What Changed About the House GOP's Abortion Ban Debate
On Wednesday night, a day before the 42nd anniversary of the Roe v. Wade decision and the anti-abortion March for Life, House Republicans decided not to vote on the same 20-week abortion ban that easily passed in the chamber in June 2013. While the bill hasn't changed, the political environment has. Now, Republicans are worried about alienating women and millennials. In 2013, a month after abortionist Kermit Gosnell was convicted of killing three babies, House leadership wanted to act.
Abortion-rights activists argued that the Gosnell case was an example of illegal abortion performed by an unqualified person who preyed on women who couldn't obtain legal procedures. Anti-abortion activists said this proved their point. "What we need to learn from the Gosnell case is that late-term abortion is infanticide," Kirsten Powers wrote at the Daily Beast.
House Republicans used the case to justify the bill. "Listen, after this Kermit Gosnell trial and some of the horrific acts that were going on, the vast majority of the American people believe in the substance of this bill, and so do I," said House Speaker John Boehner.
North Carolina Representative Renee Ellmers, the chair of the Republican Women's Policy Committee, also invoked Gosnell in a speech supporting the bill on the House floor. Ellmers called the legislation "an important bill that will protect women and children," adding that "coupled with the now-known dangerous acts of an abortionist like Kermit Gosnell, it is clear that Congress must act."
This time around, instead of reacting to the anti-abortion momentum in the wake of the Gosnell case, GOP dissenters worried that the bill, and its rule that only cases of rape and incest reported to the police would qualify for exemptions, would alienate women and millennials.
During a recent Republican lawmaker retreat, Ellmers did not mention Gosnell, but "urged leadership to reconsider bringing" up the bill, stressing the "need to be smart about how we're moving forward," according to National Journal. That meant not spending the first few weeks of the new Congress on "an issue where we know that millennials—social issues just aren't as important [to them]," she said. Ellmers also noted that her party had gotten into trouble with the issue in the past. Arizona Representative Trent Franks, the bill's sponsor, was criticized in 2013 for saying that "the incidence of rape resulting in pregnancy are very low."

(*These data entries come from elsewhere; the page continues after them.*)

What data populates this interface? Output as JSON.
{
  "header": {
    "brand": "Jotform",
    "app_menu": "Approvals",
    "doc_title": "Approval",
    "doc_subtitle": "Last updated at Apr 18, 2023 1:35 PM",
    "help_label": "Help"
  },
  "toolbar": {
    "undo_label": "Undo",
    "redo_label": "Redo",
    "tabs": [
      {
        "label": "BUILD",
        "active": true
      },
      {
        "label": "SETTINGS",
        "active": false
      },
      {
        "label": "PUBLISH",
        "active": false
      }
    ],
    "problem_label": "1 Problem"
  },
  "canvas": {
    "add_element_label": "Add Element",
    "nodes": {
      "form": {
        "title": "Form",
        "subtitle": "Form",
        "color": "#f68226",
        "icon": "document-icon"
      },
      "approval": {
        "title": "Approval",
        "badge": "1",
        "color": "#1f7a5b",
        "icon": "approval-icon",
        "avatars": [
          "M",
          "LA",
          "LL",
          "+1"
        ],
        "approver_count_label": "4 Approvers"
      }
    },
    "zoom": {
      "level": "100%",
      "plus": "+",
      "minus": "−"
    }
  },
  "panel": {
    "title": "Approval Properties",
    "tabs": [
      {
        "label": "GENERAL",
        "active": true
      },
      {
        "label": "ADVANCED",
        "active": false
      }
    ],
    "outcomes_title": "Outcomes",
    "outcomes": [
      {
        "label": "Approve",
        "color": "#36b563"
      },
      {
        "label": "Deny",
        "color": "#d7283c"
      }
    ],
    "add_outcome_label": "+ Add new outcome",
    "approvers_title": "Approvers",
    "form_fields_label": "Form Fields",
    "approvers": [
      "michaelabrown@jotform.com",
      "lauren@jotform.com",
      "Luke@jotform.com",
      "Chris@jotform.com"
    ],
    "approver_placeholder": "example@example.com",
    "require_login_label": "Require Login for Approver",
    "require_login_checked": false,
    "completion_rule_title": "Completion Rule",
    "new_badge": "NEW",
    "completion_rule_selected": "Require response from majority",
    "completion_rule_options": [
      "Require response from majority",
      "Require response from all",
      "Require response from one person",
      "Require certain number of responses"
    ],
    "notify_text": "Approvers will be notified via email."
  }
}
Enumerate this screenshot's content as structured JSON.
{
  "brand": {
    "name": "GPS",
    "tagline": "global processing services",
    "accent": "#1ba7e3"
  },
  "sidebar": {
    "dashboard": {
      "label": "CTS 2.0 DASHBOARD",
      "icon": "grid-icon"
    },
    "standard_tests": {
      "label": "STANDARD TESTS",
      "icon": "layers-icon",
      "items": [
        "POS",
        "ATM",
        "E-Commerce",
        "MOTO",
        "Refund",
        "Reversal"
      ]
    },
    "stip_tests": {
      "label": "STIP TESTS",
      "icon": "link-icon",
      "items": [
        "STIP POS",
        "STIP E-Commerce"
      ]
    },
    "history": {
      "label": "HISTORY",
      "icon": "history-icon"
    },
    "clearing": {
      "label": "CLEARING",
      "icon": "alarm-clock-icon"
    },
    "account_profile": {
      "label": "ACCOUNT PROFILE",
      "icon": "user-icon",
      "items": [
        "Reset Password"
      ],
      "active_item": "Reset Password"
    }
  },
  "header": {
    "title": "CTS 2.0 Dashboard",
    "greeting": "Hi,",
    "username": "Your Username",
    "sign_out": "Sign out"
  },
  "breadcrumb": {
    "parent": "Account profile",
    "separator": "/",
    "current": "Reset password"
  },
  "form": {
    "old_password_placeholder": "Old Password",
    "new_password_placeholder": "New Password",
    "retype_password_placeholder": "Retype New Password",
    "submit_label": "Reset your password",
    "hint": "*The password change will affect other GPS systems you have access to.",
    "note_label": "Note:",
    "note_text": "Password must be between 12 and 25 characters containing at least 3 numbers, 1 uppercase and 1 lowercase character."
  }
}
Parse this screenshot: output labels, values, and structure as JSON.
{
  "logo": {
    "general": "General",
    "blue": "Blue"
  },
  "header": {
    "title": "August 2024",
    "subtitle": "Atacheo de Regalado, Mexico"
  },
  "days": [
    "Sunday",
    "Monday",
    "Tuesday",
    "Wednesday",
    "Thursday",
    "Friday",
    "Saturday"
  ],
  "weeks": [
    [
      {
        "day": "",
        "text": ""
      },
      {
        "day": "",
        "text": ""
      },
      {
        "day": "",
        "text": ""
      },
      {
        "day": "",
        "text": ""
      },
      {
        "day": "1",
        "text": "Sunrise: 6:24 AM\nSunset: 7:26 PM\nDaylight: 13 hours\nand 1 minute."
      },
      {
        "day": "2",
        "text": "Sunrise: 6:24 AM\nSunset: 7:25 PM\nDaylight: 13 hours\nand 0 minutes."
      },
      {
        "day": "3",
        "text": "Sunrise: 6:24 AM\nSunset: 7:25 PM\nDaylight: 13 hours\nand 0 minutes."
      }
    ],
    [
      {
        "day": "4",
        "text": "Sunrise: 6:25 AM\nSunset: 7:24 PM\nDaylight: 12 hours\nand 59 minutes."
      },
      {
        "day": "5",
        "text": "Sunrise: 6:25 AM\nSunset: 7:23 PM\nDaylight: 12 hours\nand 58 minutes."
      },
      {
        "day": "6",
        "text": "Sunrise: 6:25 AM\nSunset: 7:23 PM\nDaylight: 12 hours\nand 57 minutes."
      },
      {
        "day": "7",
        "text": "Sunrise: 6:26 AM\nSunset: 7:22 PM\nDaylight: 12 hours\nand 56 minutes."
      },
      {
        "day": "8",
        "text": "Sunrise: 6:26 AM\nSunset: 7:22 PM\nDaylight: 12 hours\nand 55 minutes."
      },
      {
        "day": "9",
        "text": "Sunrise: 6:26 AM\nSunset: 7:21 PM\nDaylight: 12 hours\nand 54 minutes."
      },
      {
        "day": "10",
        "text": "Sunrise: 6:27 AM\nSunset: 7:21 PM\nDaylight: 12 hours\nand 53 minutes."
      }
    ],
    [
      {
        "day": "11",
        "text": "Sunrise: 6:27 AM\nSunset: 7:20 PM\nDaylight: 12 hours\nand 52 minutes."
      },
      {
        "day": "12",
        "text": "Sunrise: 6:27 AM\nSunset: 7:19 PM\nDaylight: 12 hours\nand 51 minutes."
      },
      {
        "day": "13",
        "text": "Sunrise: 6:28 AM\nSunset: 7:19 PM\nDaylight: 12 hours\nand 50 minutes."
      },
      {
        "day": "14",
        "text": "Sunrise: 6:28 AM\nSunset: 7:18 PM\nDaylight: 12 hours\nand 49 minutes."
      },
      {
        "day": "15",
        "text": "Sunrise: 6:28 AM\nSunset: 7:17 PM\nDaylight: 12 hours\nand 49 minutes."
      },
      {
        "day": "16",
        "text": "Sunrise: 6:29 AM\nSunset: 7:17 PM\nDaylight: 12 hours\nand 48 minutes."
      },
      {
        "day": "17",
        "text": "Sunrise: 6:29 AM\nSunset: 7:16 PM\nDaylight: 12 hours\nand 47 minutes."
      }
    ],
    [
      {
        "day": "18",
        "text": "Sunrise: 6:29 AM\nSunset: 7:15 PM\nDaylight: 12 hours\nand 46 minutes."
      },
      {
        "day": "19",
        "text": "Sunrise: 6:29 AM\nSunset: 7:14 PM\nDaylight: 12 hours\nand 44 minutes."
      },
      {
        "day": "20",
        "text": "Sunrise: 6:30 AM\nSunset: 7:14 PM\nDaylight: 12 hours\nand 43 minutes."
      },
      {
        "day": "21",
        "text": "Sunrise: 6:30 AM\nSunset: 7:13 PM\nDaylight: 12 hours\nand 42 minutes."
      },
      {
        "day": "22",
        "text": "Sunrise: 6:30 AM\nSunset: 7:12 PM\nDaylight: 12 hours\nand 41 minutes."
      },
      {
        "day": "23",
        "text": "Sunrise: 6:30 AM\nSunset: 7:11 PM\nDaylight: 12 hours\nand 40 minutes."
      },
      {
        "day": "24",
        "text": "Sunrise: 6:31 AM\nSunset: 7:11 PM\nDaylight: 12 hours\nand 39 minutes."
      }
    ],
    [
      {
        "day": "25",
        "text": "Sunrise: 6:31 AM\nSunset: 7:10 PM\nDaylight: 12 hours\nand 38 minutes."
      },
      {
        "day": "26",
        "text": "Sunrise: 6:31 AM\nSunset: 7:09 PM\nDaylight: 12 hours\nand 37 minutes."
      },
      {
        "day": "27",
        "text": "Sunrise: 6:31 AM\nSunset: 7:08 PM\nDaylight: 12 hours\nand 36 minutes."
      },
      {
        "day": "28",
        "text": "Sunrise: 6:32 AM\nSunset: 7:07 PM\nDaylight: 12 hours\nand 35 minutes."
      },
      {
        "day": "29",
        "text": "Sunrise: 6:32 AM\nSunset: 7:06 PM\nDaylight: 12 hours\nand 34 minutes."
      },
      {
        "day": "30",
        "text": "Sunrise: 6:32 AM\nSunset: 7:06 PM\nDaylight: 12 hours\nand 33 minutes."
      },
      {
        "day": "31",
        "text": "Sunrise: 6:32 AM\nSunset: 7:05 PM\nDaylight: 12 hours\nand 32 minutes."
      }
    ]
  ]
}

Several disappointed anti-abortion groups pointed out that millennials (narrowly) support a 20-week abortion ban, and were equally unimpressed with Ellmers' intent to vote for the bill despite encouraging the House not to vote on it and withdrawing her name. The Weekly Standard's John McCormack argued that, by bringing up the reporting rule present in the 2013 bill, Ellmers was "creating controversy where none previously existed" and providing a talking point for Democrats. Erick Erickson at RedState, meanwhile, blasted Ellmers for pulling her name from the bill, then saying she would vote for it, calling the move "a two-faced ploy that worked."